Personnel scanners provide added level of security in Afghanistan
January 2, 2012
BAGRAM AIRFIELD, Afghanistan (Jan. 2, 2012) -- It took the combined resources of Army, Air Force, contractors and civilian air assets to move a personnel scanner into place at an entry control point here Dec. 31.
The scanner is a Product Manager Force Protection Systems item that is managed in theater by the Program Manger Guardian liaison officer and PM FPS.
Program managers and product managers supporting Operation Enduring Freedom bring materiel solutions to support war fighter requirements that have been validated by U.S. Forces Afghanistan. They are in theater under the authority of Assistant Secretary of the Army for Acquisitions, Logistics and Technology, known as ASA(ALT), and supported by 401st Army Field Support Brigade, which leverages the materiel enterprise to field, sustain and redistribute equipment.
Falling under Army Sustainment Command, Army Materiel Command's operational arm, the 401st is AMC's single face to the field.
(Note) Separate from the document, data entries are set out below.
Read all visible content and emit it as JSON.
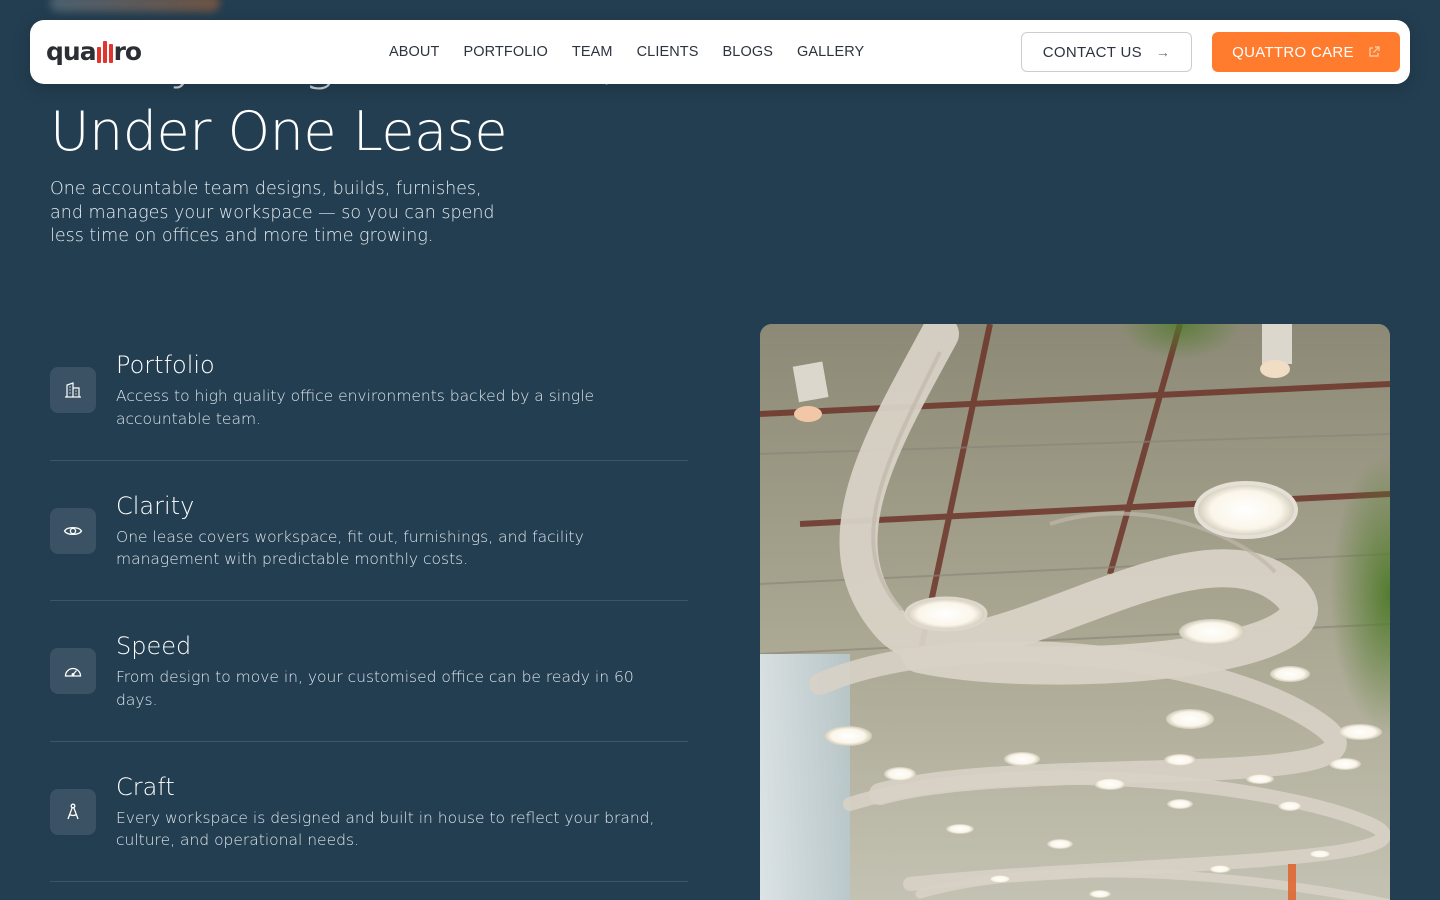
{
  "hero": {
    "title_line1": "Everything You Need,",
    "title_line2": "Under One Lease",
    "description": "One accountable team designs, builds, furnishes, and manages your workspace — so you can spend less time on offices and more time growing."
  },
  "navbar": {
    "logo_text_left": "qua",
    "logo_text_right": "ro",
    "links": [
      "ABOUT",
      "PORTFOLIO",
      "TEAM",
      "CLIENTS",
      "BLOGS",
      "GALLERY"
    ],
    "contact_label": "CONTACT US",
    "care_label": "QUATTRO CARE"
  },
  "features": [
    {
      "title": "Portfolio",
      "description": "Access to high quality office environments backed by a single accountable team.",
      "icon": "building-icon"
    },
    {
      "title": "Clarity",
      "description": "One lease covers workspace, fit out, furnishings, and facility management with predictable monthly costs.",
      "icon": "eye-icon"
    },
    {
      "title": "Speed",
      "description": "From design to move in, your customised office can be ready in 60 days.",
      "icon": "speedometer-icon"
    },
    {
      "title": "Craft",
      "description": "Every workspace is designed and built in house to reflect your brand, culture, and operational needs.",
      "icon": "drafting-compass-icon"
    }
  ],
  "colors": {
    "background": "#233e51",
    "accent_orange": "#ff7b2e",
    "logo_red": "#e2342d",
    "icon_tile": "#3a5263"
  }
}
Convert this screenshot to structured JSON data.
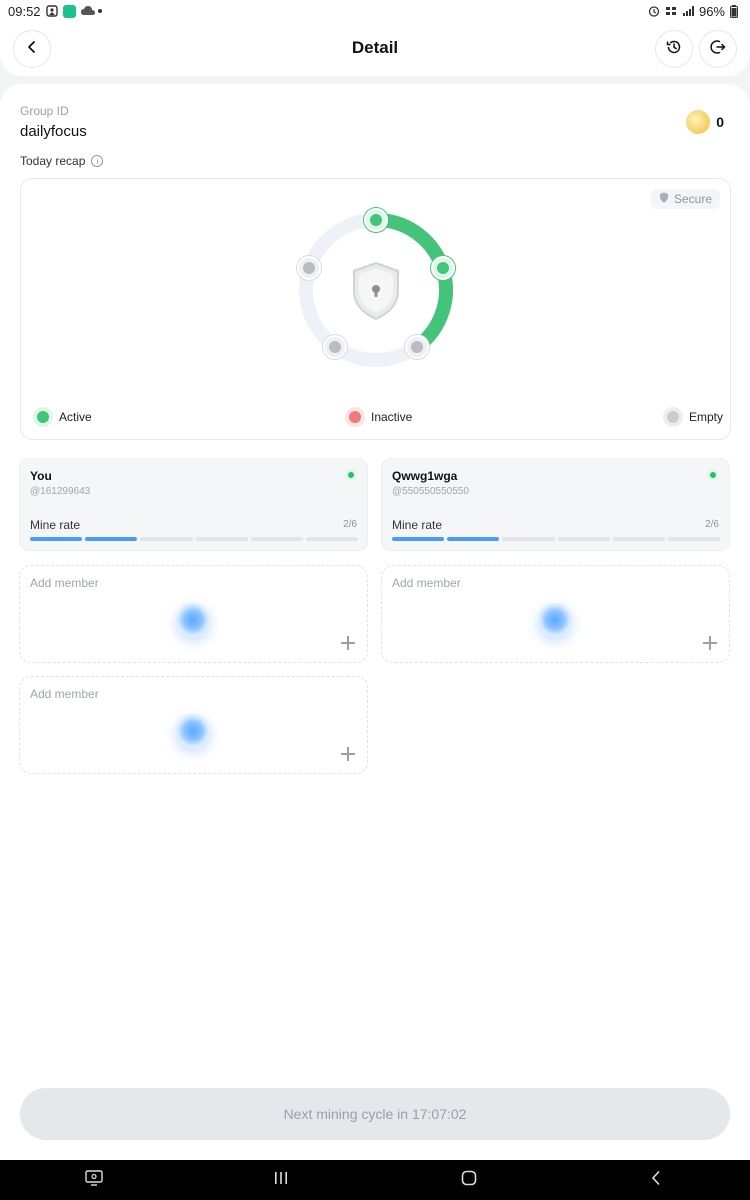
{
  "status_bar": {
    "time": "09:52",
    "battery": "96%"
  },
  "header": {
    "title": "Detail"
  },
  "group": {
    "id_label": "Group ID",
    "id_value": "dailyfocus",
    "coins": "0"
  },
  "recap": {
    "label": "Today recap",
    "secure_label": "Secure",
    "active_nodes": 2,
    "total_nodes": 5,
    "legend": {
      "active": "Active",
      "inactive": "Inactive",
      "empty": "Empty"
    }
  },
  "members": [
    {
      "name": "You",
      "handle": "@161299643",
      "rate_label": "Mine rate",
      "rate_value": "2/6",
      "segments_on": 2,
      "segments_total": 6,
      "online": true
    },
    {
      "name": "Qwwg1wga",
      "handle": "@550550550550",
      "rate_label": "Mine rate",
      "rate_value": "2/6",
      "segments_on": 2,
      "segments_total": 6,
      "online": true
    }
  ],
  "add_member": {
    "label": "Add member"
  },
  "cta": {
    "label": "Next mining cycle in 17:07:02"
  },
  "colors": {
    "active": "#22c06b",
    "inactive": "#f07a7a",
    "empty": "#c9ccd1",
    "progress": "#4b9cf2"
  }
}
The scanner was emplaced at an entry control point heavily used by Afghan civilians requiring access to a coalition run hospital. Several hundred persons enter the control point every day. Before having the personnel scanner, each person was subjected to a physical pat-down as part of the entry process. Now they will step into a scanner similar to those used in airports.
"The scanner will reduce personnel pat-downs, provide a better security posture and move personnel through the [entry control] process faster," said Maj. Nicole Willis, Program Manager Guardian liaison officer. "It provides an extra layer of security and will be safer for everyone."
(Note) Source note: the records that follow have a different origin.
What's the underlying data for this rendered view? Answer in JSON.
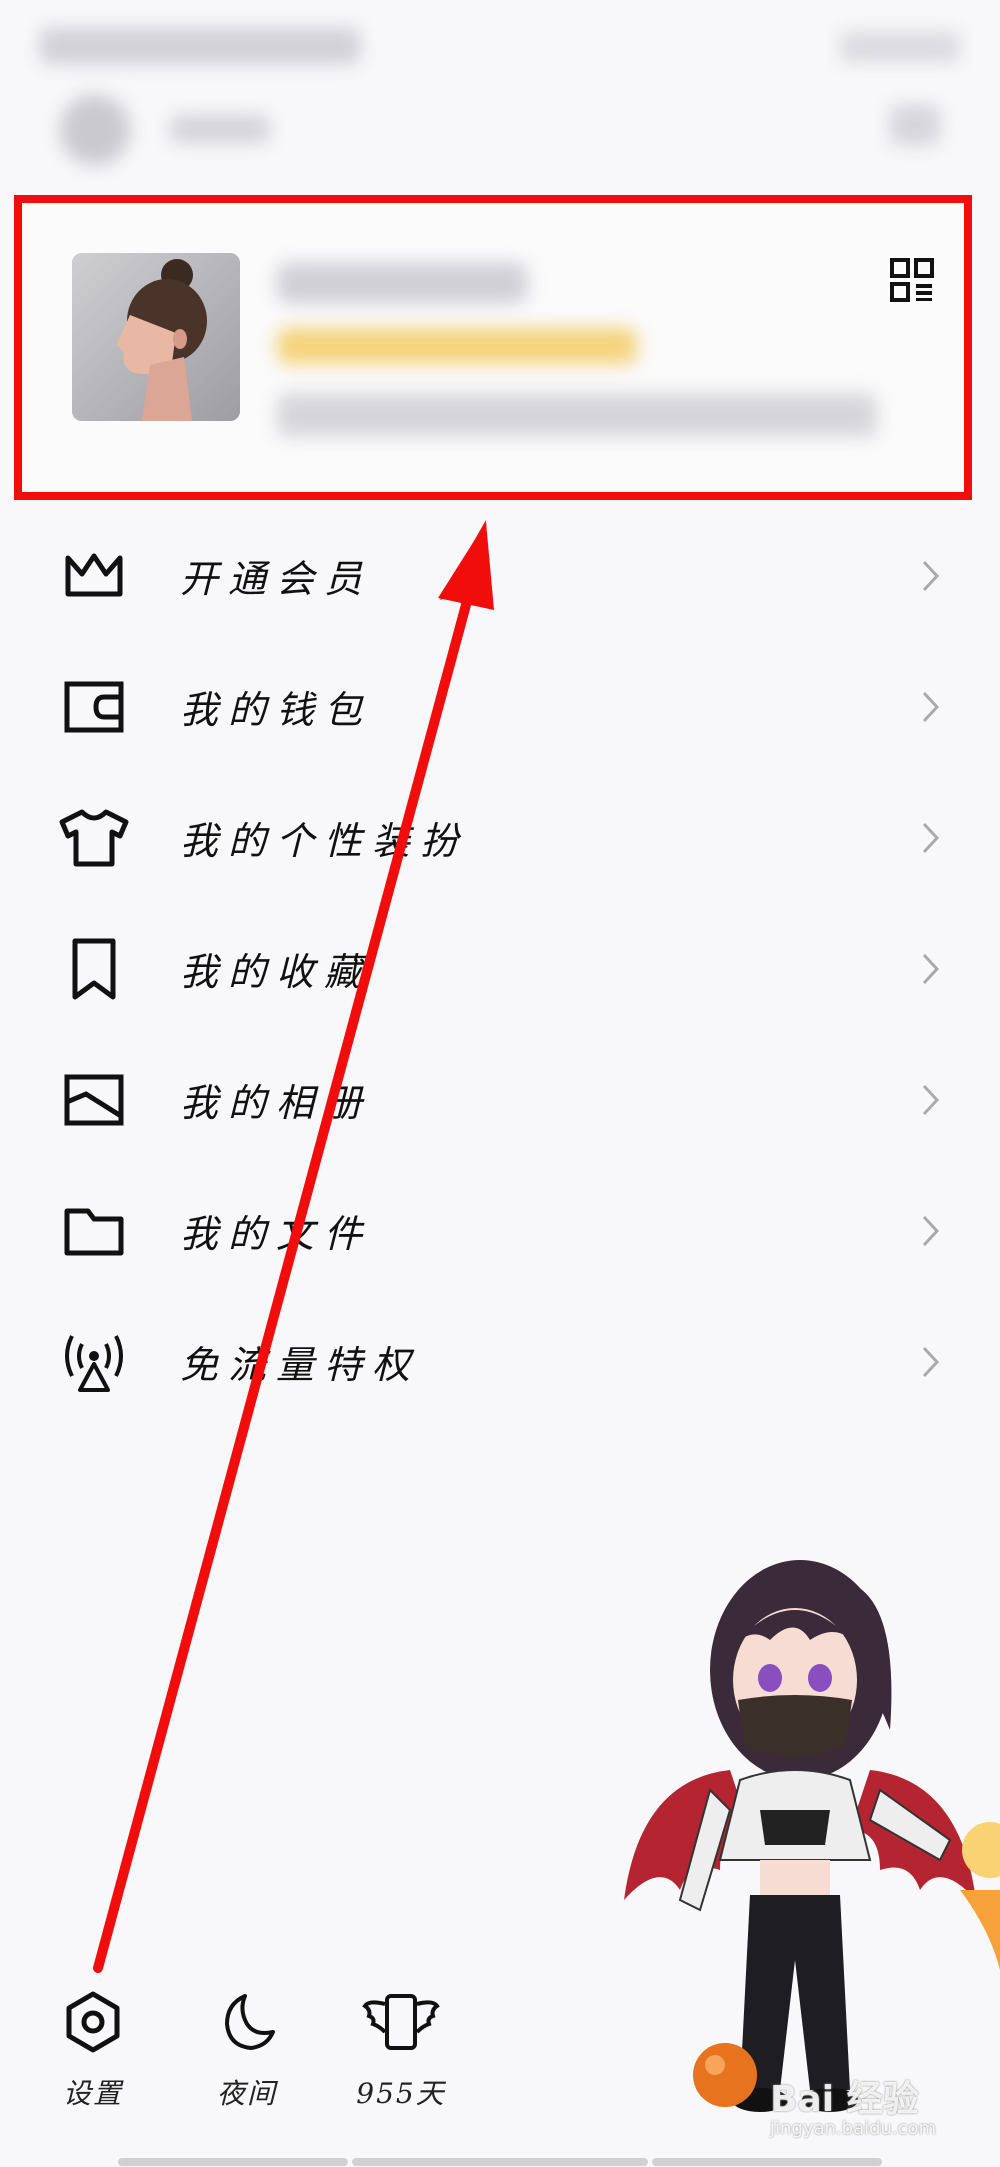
{
  "menu": {
    "items": [
      {
        "label": "开通会员",
        "icon": "crown-icon"
      },
      {
        "label": "我的钱包",
        "icon": "wallet-icon"
      },
      {
        "label": "我的个性装扮",
        "icon": "tshirt-icon"
      },
      {
        "label": "我的收藏",
        "icon": "bookmark-icon"
      },
      {
        "label": "我的相册",
        "icon": "photo-album-icon"
      },
      {
        "label": "我的文件",
        "icon": "folder-icon"
      },
      {
        "label": "免流量特权",
        "icon": "signal-tower-icon"
      }
    ]
  },
  "bottom_bar": {
    "settings_label": "设置",
    "night_label": "夜间",
    "days_label": "955天"
  },
  "watermark": {
    "text": "Bai 经验",
    "url": "jingyan.baidu.com"
  },
  "colors": {
    "highlight": "#f20d0d",
    "background": "#f8f8fa"
  }
}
"The [coalition run] hospital is a huge COIN (Counter Insurgency) effort," said Air Force Tech. Sgt. Michael J. Larsen, a security forces airman with the 175th Wing, Maryland Air National Guard assigned to 455th Expeditionary Security Forces Squadron ."The scanner will be a 10-fold improvement that provides a less intrusive X-ray scan, a more thorough search and increases our stand-off distance. It's a huge asset."
Willis said it took about six weeks to complete the mission.
"The planning was pretty quick," she said.
The execution needed more coordination due to the number of groups involved such as coordinating for a civilian helicopter to use a military sling system Willis said.
Once the scanner was emplaced, it was estimated that it would be up and running in about two hours. A generator and fencing were installed by contractors and Air Force security personnel.